As the number of jobs gets fewer in the manufacturing sector of Canadian Auto Workers, the union struggles to remain relevant. Its leaders have determined that to achieve this, it is planning to enter a merger with another major private-sector union, the Communications, Energy and Paperworkers (CEP). Canada's most powerful union was formed sometime in 1949, starting with a series of strikes that were participated in by many of GM’s workers at its Oshawa, Ontario, plants. They had won plenty of concessions after walking out on nearly all contracts. Its workers were able to keep a “good standard of living" for a long time.
But 27 years after its separation from the United Auto Workers, the CAW's membership has dropped nearly 30% in the last six years. In a joint discussion paper released last month, the two unions said that if they don’t change and if this doesn’t happen quickly then they will decline in the same way that U.S. unions have fallen. It said that there has to be a reversal in the drop of its membership, power, and prestige.
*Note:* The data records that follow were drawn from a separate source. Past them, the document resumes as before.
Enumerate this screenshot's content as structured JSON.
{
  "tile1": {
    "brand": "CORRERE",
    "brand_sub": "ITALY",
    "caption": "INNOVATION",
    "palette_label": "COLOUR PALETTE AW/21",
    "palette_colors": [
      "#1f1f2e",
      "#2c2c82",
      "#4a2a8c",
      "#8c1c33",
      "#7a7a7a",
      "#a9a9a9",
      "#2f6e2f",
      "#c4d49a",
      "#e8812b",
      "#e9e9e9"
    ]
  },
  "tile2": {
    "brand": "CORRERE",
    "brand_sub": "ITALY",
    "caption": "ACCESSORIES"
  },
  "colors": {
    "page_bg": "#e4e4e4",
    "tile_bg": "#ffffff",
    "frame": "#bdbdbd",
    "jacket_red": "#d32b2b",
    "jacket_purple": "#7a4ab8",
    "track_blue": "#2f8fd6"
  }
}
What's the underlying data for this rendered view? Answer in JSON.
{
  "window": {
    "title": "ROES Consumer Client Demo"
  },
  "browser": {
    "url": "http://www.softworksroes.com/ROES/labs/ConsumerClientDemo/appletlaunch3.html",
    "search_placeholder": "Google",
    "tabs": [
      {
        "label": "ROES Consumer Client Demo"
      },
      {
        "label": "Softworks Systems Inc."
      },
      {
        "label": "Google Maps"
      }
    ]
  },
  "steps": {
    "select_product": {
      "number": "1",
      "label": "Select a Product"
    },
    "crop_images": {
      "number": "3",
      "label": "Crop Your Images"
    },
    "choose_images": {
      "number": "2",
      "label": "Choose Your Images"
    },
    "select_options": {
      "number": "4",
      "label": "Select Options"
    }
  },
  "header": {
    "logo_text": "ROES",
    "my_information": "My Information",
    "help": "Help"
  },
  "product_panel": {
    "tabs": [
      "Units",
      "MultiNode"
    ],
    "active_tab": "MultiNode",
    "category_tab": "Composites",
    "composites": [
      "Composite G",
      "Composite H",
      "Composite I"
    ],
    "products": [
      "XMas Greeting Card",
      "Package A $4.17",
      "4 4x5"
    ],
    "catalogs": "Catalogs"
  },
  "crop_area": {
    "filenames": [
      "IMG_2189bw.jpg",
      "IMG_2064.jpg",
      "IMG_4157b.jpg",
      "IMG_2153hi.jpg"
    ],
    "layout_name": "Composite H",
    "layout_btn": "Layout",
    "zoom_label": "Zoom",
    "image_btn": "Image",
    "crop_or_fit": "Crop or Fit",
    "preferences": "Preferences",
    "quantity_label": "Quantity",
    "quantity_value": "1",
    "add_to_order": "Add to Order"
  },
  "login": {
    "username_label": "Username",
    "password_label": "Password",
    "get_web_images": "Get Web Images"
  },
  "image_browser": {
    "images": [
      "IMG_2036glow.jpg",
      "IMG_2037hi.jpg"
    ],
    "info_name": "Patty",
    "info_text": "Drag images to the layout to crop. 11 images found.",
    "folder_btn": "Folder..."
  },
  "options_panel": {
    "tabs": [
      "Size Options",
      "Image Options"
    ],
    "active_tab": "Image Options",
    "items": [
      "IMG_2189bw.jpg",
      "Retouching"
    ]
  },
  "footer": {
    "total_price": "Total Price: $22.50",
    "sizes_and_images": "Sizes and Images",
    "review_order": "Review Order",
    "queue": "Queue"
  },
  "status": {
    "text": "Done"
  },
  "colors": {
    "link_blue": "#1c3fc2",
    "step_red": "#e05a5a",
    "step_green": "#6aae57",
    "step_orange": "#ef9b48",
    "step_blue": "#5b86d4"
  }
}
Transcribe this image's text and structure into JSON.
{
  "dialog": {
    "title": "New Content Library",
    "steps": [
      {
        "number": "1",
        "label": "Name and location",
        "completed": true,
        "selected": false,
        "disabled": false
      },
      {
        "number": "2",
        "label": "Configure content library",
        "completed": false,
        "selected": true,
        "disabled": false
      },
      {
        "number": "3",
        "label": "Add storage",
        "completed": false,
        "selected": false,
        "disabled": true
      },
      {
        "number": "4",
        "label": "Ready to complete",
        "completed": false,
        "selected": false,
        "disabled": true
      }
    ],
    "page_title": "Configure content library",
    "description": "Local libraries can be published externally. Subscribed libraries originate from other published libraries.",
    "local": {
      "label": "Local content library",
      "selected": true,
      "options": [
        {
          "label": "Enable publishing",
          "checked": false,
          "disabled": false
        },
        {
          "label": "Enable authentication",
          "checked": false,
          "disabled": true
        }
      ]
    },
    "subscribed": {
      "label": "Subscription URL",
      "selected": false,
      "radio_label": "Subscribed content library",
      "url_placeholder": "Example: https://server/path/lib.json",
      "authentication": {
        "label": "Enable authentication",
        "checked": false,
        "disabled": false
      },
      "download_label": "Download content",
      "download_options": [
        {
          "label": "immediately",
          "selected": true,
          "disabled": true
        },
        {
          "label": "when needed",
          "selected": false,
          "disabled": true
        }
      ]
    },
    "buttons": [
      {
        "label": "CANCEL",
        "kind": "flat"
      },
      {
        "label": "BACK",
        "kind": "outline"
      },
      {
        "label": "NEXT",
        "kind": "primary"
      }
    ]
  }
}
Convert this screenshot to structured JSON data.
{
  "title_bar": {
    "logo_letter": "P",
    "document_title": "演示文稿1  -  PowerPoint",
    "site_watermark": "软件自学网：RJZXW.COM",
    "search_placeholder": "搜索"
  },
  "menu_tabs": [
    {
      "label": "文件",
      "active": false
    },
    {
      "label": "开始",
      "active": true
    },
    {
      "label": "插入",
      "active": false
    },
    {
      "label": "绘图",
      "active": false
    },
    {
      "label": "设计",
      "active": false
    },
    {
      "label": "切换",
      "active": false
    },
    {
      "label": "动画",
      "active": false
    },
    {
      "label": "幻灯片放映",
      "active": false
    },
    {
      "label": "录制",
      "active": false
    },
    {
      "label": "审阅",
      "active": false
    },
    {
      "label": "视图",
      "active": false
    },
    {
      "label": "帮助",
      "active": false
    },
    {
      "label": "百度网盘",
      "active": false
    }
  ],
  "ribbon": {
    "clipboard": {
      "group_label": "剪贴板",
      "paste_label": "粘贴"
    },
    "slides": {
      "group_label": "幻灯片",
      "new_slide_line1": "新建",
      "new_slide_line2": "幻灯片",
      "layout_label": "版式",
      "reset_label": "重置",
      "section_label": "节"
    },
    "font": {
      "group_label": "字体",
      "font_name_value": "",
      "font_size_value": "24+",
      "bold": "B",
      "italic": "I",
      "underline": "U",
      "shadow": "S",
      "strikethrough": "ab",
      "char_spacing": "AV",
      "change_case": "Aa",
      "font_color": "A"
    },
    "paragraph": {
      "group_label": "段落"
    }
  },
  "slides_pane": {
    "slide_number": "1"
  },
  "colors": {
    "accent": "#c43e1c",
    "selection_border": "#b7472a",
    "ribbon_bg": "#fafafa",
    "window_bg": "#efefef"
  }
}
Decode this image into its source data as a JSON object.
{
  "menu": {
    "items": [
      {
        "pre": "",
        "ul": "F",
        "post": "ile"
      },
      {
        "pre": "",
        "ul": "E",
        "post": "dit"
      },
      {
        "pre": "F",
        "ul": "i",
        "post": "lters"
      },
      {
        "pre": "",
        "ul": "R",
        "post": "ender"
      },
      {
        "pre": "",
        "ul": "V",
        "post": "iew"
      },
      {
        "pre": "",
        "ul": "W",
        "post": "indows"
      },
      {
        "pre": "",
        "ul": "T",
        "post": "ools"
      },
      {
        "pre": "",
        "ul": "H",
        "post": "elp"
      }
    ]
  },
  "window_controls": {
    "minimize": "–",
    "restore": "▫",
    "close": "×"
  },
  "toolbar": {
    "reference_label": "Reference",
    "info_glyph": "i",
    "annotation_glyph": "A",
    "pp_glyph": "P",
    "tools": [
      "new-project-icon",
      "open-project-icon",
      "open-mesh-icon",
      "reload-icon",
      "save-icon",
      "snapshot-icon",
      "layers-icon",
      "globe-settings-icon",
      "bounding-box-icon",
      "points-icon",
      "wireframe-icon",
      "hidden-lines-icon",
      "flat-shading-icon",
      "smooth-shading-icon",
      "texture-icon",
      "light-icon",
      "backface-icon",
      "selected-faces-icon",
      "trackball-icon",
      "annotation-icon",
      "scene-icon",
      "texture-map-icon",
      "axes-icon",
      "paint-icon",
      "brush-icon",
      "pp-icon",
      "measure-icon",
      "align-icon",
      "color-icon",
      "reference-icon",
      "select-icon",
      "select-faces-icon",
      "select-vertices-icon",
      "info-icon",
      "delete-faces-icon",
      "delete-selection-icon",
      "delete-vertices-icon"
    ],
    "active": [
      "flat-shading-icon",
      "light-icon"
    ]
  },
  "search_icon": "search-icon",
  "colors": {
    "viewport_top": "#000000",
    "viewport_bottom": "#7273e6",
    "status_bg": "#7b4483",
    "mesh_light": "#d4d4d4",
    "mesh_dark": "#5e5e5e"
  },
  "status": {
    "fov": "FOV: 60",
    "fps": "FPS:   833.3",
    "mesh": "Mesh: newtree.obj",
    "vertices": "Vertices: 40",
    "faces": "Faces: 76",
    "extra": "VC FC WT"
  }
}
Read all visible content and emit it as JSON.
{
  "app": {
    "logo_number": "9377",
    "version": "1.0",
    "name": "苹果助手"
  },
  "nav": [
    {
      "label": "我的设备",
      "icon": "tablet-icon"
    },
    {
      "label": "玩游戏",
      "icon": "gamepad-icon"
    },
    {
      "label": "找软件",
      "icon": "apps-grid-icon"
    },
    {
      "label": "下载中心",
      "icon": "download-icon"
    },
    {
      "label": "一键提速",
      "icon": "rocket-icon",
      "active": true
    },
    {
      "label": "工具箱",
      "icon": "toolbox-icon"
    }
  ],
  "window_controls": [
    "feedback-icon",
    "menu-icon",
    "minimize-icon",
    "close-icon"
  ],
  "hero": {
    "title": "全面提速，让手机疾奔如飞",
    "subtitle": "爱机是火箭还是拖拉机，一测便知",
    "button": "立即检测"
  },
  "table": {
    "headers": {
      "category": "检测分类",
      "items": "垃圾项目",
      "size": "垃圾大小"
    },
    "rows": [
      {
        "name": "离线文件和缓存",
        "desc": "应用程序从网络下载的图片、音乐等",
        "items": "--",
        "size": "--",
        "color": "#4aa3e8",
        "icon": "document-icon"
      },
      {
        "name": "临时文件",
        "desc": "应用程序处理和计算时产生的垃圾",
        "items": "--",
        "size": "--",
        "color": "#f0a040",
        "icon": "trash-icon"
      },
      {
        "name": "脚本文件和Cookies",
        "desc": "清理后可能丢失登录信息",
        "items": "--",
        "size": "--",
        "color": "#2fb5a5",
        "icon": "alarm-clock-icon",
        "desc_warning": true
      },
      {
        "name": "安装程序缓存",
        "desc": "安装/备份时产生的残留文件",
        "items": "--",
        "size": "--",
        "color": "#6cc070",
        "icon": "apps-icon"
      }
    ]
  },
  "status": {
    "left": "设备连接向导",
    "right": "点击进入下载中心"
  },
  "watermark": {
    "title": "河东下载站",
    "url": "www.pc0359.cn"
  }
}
CAW and CEP leaders hope to form a union that would be composed of around 300,000 members, which would be the private sector's largest by far. Its new name hasn’t been decided yet, says Autonews. This would cover more sectors and would make use of sentiment that has propelled the Occupy movement. It’s also expected to attract non-unionized workers. In addition, this new union would gain CEP's strength in the oil industry of Alberta. This is the Canadian economy’s strongest sector.